Professor Shai Ben-David and his colleagues Pavel Hrubes, Shay Moran, Amir Shpilka and Amir Yehudayoff have shown that a simple machine learning problem — whether an algorithm can extract a pattern from limited data — is mathematically unsolvable because it is linked to inherent shortcomings of mathematics discovered by Austrian mathematician Kurt Gödel in the 1930s.
“Our results are the first-ever demonstration of a problem in concrete statistical machine learning that cannot be answered mathematically,” Professor Ben-David said.

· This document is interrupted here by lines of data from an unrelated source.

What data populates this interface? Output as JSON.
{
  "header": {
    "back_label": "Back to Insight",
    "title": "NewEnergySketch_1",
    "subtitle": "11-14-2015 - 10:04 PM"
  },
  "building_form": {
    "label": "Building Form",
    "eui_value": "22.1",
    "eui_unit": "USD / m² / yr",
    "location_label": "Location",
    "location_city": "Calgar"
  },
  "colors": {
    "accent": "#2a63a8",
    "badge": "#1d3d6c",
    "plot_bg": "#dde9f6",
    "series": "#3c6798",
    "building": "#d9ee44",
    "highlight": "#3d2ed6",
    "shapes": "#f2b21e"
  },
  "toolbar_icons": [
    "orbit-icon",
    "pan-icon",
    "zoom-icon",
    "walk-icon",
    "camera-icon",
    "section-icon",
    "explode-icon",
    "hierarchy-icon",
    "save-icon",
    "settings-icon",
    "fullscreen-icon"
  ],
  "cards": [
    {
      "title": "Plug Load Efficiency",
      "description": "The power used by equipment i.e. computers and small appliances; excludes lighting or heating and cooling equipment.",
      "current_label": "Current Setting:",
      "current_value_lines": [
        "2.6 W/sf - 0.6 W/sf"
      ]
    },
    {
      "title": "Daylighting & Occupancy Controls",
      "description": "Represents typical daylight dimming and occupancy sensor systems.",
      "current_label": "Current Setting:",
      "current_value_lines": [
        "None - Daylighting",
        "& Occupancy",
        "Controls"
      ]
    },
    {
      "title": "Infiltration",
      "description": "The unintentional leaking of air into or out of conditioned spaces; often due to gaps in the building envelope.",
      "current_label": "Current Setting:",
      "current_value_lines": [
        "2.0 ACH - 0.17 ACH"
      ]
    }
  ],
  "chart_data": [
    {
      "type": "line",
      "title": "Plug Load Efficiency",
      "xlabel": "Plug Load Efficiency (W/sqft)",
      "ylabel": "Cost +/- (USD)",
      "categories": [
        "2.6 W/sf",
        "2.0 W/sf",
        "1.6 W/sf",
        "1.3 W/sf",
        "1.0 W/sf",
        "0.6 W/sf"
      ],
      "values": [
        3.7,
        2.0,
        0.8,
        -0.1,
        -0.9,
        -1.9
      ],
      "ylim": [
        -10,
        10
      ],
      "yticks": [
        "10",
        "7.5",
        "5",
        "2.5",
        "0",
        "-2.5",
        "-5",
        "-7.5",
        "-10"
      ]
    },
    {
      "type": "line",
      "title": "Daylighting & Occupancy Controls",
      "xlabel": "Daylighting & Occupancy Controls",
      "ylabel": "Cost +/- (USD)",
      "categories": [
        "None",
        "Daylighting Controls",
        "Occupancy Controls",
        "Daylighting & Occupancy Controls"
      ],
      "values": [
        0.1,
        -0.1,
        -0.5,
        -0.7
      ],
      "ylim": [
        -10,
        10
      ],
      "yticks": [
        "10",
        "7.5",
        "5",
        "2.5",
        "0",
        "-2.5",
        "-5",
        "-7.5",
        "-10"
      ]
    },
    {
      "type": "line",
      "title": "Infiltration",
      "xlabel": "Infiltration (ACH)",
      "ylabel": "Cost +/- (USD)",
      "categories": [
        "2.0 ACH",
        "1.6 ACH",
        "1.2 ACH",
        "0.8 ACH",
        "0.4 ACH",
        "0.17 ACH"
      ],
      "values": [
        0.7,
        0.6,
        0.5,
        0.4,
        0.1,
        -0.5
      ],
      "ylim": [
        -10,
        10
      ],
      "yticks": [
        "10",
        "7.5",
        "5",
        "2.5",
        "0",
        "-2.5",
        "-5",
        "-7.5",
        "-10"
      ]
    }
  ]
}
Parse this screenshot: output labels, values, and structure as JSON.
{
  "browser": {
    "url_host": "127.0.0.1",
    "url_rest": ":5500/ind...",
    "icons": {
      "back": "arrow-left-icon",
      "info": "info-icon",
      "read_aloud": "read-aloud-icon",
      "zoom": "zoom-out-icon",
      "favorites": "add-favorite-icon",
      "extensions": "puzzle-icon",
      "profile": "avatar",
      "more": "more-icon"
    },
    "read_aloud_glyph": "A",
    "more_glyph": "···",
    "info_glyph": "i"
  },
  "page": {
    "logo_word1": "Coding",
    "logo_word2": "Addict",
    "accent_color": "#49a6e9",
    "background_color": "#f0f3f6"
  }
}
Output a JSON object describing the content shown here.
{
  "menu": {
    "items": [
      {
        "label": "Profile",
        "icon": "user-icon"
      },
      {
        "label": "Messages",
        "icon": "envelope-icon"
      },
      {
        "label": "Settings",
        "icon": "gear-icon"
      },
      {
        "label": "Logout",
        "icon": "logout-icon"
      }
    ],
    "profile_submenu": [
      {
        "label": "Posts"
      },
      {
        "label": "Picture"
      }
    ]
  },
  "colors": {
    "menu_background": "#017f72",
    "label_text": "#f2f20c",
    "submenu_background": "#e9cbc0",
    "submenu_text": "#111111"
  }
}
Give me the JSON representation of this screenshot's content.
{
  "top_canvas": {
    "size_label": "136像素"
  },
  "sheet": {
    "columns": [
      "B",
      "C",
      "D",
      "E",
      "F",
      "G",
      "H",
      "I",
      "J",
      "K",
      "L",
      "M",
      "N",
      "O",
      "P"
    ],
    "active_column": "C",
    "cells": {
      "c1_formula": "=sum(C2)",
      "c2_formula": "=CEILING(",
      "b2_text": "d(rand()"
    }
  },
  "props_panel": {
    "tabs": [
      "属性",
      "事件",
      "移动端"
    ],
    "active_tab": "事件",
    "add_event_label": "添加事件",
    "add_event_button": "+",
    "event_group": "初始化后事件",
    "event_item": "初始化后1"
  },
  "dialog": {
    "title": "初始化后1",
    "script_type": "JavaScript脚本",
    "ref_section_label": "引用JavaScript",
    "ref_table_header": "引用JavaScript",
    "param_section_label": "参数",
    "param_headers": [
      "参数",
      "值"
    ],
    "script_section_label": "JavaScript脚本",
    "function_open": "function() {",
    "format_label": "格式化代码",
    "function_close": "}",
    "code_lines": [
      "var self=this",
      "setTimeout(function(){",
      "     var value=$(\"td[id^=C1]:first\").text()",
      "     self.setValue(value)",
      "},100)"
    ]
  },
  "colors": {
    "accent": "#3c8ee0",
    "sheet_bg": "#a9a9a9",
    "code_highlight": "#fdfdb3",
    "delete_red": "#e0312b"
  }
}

Their work, titled “Learnability can be undecidable,” was published on January 7, 2019 in the first volume of a new Nature publication — Nature Machine Intelligence — as well as featured as a front-page news and views article on Nature’s website.
“Their work on the undecidability of a relatively natural problem in machine learning is a real surprise to machine learning researchers and mathematicians,” said Mark Giesbrecht, Professor and Director of the David R. Cheriton School of Computer Science. “It is a highly significant and almost troubling result that some things can’t be learned, and is certainly a major contribution to the theory of machine learning.”
To learn more about this research, please see Shai Ben-David, Pavel Hrubes, Shay Moran, Amir Shpilka, Amir Yehudayoff, Learnability can be undecidable, Nature Machine Intelligence Journal, vol. 1, January 2019, 44–48.